- [EXERCISE GOAL] Searching the material below, find each line that includes the word "mattdmin", and copy it.

- [EXCERPTED RECORDS]
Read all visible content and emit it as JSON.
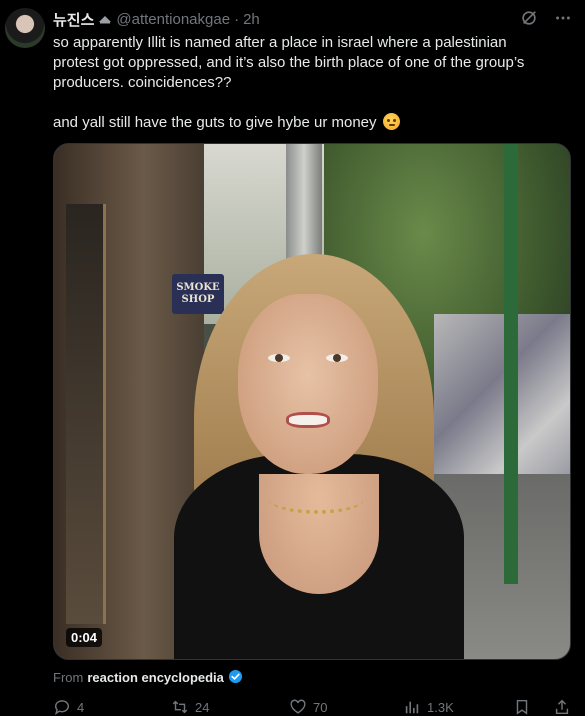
{
  "author": {
    "display_name": "뉴진스",
    "handle": "@attentionakgae",
    "separator": "·",
    "time": "2h"
  },
  "tweet": {
    "text": "so apparently Illit is named after a place in israel where a palestinian protest got oppressed, and it’s also the birth place of one of the group’s producers. coincidences??\n\nand yall still have the guts to give hybe ur money",
    "emoji": "thinking-face-emoji"
  },
  "media": {
    "duration": "0:04",
    "sign_line1": "SMOKE",
    "sign_line2": "SHOP"
  },
  "attribution": {
    "prefix": "From",
    "source": "reaction encyclopedia",
    "verified_color": "#1d9bf0"
  },
  "actions": {
    "replies": "4",
    "reposts": "24",
    "likes": "70",
    "views": "1.3K"
  },
  "colors": {
    "background": "#000000",
    "text_primary": "#e7e9ea",
    "text_secondary": "#71767b"
  }
}
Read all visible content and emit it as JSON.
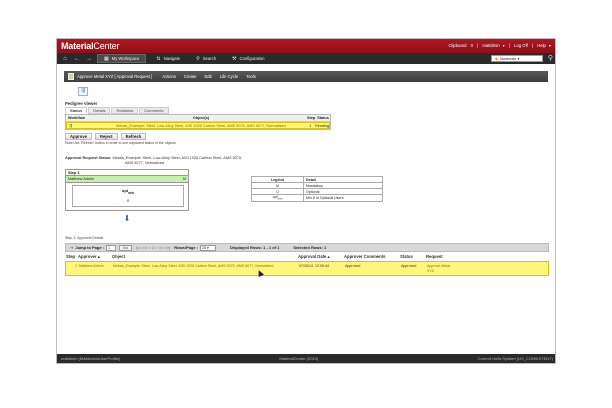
{
  "app": {
    "brand_bold": "Material",
    "brand_thin": "Center",
    "userbar": {
      "clipboard": "Clipboard",
      "clipboard_count": "0",
      "user": "mattdmin",
      "logoff": "Log Off",
      "help": "Help"
    }
  },
  "nav": {
    "home_icon": "home-icon",
    "back_icon": "back-arrow-icon",
    "forward_icon": "forward-arrow-icon",
    "tabs": [
      {
        "label": "My Workspace",
        "active": true
      },
      {
        "label": "Navigate",
        "active": false
      },
      {
        "label": "Search",
        "active": false
      },
      {
        "label": "Configuration",
        "active": false
      }
    ],
    "materials_select": "Materials"
  },
  "toolbar": {
    "title": "Approve Metal XYZ [ Approval Request ]",
    "items": [
      "Actions",
      "Create",
      "Edit",
      "Life Cycle",
      "Tools"
    ]
  },
  "pedigree": {
    "label": "Pedigree Viewer",
    "tabs": [
      "Status",
      "Details",
      "Relations",
      "Comments"
    ]
  },
  "workflow_table": {
    "headers": [
      "Workflow",
      "Object(s)",
      "Step",
      "Status"
    ],
    "row": {
      "object": "Metals_Example: Steel, Low-Alloy Steel, AISI 1025 Carbon Steel, AMS 5075, AMS 5077, Normalized",
      "step": "1",
      "status": "Pending"
    }
  },
  "buttons": {
    "approve": "Approve",
    "reject": "Reject",
    "refresh": "Refresh"
  },
  "note": "Note:Use 'Refresh' button in order to see udpdated status of the objects.",
  "approval_status": {
    "label": "Approval Request Status:",
    "line1": "Metals_Example: Steel, Low-Alloy Steel, AISI 1025 Carbon Steel, AMS 5075,",
    "line2": "AMS 5077, Normalized"
  },
  "step_box": {
    "title": "Step 1",
    "approver": "Matthew Admin",
    "flag": "M",
    "opt_label": "opt",
    "opt_sub": "min",
    "count": "0"
  },
  "legend": {
    "head": [
      "Legend",
      "Detail"
    ],
    "rows": [
      {
        "key": "M",
        "detail": "Mandatory"
      },
      {
        "key": "O",
        "detail": "Optional"
      },
      {
        "key": "opt",
        "sub": "min",
        "detail": "Min # of Optional Users"
      }
    ]
  },
  "step_approval_label": "Step 1: Approval Details",
  "grid_toolbar": {
    "jump_label": "Jump to Page :",
    "page": "1",
    "go": "Go",
    "pager_prev": "|<< << <",
    "pager_cur": "1",
    "pager_next": "> >> >>|",
    "rows_label": "Rows/Page :",
    "rows_value": "25",
    "displayed": "Displayed Rows: 1 - 1 of 1",
    "selected": "Selected Rows: 1"
  },
  "grid": {
    "headers": [
      "Step",
      "Approver",
      "Object",
      "Approval Date",
      "Approver Comments",
      "Status",
      "Request"
    ],
    "row": {
      "step": "1",
      "approver": "Matthew Admin",
      "object": "Metals_Example: Steel, Low-Alloy Steel, AISI 1025 Carbon Steel, AMS 5075, AMS 5077, Normalized",
      "date": "07/30/13, 12:00:44",
      "comments": "Approved",
      "status": "Approved",
      "request": "Approve Metal XYZ"
    }
  },
  "statusbar": {
    "left": "mattdmin (MattAdminUserProfile)",
    "center": "MaterialCenter (2013)",
    "right": "Current Units System (US_CONSISTENT)"
  },
  "colors": {
    "titlebar": "#b01622",
    "highlight": "#fdf67a",
    "approver_row": "#c5f0a8"
  }
}
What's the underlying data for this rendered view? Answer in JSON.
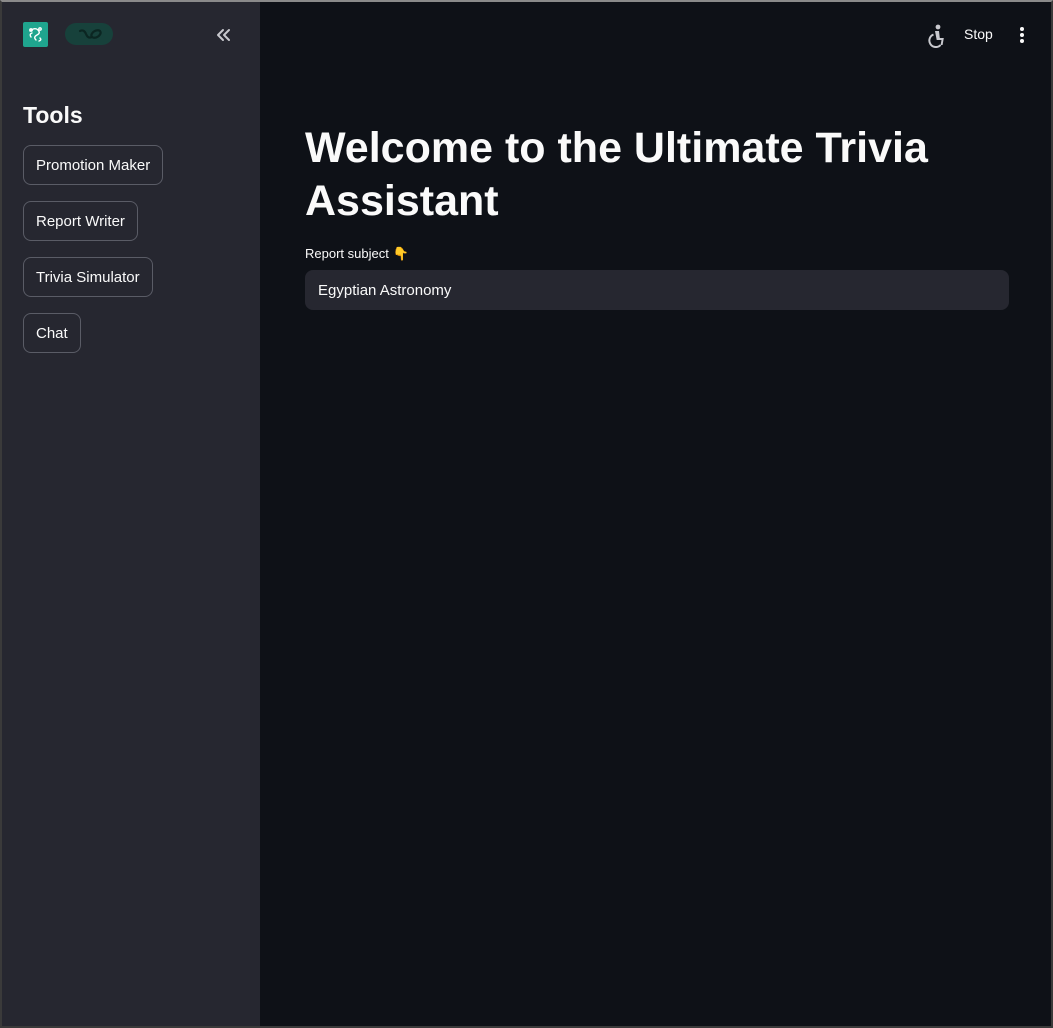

- [RESPONSE BELOW]
      "user": "mattdmin",
    "left": "mattdmin (MattAdminUserProfile)",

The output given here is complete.